Jackie Chan

Lai See

PUBLISHED : Saturday, 13 October, 2007, 12:00am
UPDATED : Saturday, 13 October, 2007, 12:00am

Chan makes a statement and speaks volumes as chairman

To many company chairmen, writing is the last thing they want to do. That is why most chairmen's statements are rather dry, even if they are usually prepared by ghost writers.

To Hang Lung Group chairman Ronnie Chan Chichung (below), though, it must be fun. In each of the past 10 years, he has produced a Warren Buffett-style chairman's statement.

This year, it is 7,000 words spilling over 14 pages and spiced with barbs against rivals for what he sees as their dubious practices.

To begin with, Mr Chan wastes no time telling his shareholders that his firm's strategy and execution in the mainland real estate worked well while 'few of our competitors have focused on them'. He challenged them to show that their strategy in Hong Kong in the past decades would work well in the bigger and diverse markets of the mainland.

Specifically he referred to rivals boasting about their millions, if not tens of millions, of square metres in land banks and their low land costs while missing out the golden principle: 'Location, location and location.'

'Suppose we were to build in Manhattan using our criteria. We would only purchase land on Fifth Avenue between 42nd Street and 59th Street,' Mr Chan wrote. 'Madison Avenue is good but too narrow; Park Avenue is excellent for offices but not for shops.'

Just as other developers have begun singing the chorus of a vibrant housing market in Hong Kong, Mr Chan questions whether this fit with the prevalent social trend in the city.

'Our young people eight or 10 years out of university who formerly would begin buying apartments here are now renting instead. They never know when their employers will want them stationed in Shanghai, Beijing or other mainland cities...

'After all, unlike 10 or 20 years ago, living there is now almost every bit as pleasant and comfortable as in Hong Kong. Since their standard of living is lower, the same dollar stretches longer.

'The same appeal holds for older retired folks.'

For the first time, Hang Lung displayed some award-winning projects in its annual report, aping its rivals. But Mr Chan insisted this was different from his rivals buying advertorials.

'It should be noted that in Asia, I have witnessed repeatedly that developers who sponsor conferences organised by certain international business magazines will soon find themselves recipients of one honour or another given by those magazines. We consider this practice a farce and refuse to participate in that game.'

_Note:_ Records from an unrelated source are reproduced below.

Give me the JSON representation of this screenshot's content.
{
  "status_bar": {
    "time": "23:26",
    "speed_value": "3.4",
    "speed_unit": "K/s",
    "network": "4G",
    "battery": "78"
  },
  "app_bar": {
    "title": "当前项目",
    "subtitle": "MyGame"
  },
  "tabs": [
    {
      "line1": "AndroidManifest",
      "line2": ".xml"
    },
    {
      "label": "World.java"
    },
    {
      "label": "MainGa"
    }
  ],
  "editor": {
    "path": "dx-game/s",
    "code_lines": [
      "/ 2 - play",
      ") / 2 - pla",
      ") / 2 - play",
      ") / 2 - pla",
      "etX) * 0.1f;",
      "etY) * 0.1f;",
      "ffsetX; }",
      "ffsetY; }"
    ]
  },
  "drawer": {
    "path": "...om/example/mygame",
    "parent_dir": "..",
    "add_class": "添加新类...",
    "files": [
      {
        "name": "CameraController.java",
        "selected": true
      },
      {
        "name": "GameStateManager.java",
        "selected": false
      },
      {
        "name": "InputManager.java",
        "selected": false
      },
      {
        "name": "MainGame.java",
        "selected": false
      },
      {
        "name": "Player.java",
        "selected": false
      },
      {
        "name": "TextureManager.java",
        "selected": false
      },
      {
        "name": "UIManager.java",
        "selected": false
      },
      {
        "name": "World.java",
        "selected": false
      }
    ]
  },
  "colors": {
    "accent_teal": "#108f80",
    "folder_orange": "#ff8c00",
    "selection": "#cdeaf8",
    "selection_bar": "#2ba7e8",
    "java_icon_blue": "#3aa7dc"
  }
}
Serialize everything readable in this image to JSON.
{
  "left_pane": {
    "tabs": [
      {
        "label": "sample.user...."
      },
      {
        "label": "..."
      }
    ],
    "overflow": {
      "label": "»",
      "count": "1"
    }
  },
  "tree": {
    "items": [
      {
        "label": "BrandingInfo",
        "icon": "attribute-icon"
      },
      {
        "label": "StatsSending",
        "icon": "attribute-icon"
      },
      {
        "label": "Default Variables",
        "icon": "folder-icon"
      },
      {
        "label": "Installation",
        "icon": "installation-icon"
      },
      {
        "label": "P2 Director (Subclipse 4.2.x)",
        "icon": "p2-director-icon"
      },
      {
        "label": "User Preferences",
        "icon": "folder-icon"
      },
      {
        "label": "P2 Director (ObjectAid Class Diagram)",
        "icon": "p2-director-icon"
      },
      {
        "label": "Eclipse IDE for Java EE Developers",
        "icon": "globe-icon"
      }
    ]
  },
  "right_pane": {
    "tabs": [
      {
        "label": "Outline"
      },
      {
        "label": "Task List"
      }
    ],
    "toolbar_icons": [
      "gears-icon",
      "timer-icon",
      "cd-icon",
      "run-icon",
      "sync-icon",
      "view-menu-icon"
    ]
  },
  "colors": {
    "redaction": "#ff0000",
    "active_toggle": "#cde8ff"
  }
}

We heard that Mr Chan would soon publish his 10-year observations of the Hong Kong and mainland property markets. Judging from the year's sample, we are sure it will be a fun, controversial read.

Times and things change

How time flies. A decade ago, Mr Chan was visually upset with analysts dubbing his firm the most conservative property company in Hong Kong for sitting on land and cash. Ten years later, he is happy to be labelled as the 'most aggressive' developer in the mainland.

The change in perception fuelled a surging share price for both Hang Lung Group and Hang Lung Properties and helped Mr Chan reap a windfall in remuneration. Last year, he received HK$28.1 million, up 40.5 per cent. The pay rise reflected a big jump in his share-based compensation to HK$14.9 million, compared with HK$6 million a year earlier.

'Just as history has shown us to be right last time, I trust that in time, history will also judge us correct today,' Mr Chan concluded.

Halloween's everywhere

Halloween will soon take over the Mid-autumn Festival as the favourite season in Hong Kong.

The mood for the spooky festival is everywhere. In Tsim Sha Tsui's Harbour City, a five-cubic-metre pumpkin is on display. In Ocean Park, we were told some 30,000 people lined up for a night adventure.

Even in Hong Kong Disneyland, many people visited their newly decorated haunted hotel. (Disney people, evidently spooked by the light of disclosure, declined to reveal visitor numbers as usual.)

The Hong Kong Jockey Club is joining the city-wide party. As Halloween falls on a Wednesday racing day, it will launch a special 'Phantom of the Races' at a Happy Valley meet for the first time.

We were told there will be some Halloween-themed races and decorations in the main race course area, while some spooky characters would take over its beer garden. A post-horse racing party would be held at its Adrenaline restaurant.

How about that for a two-week Halloween countdown?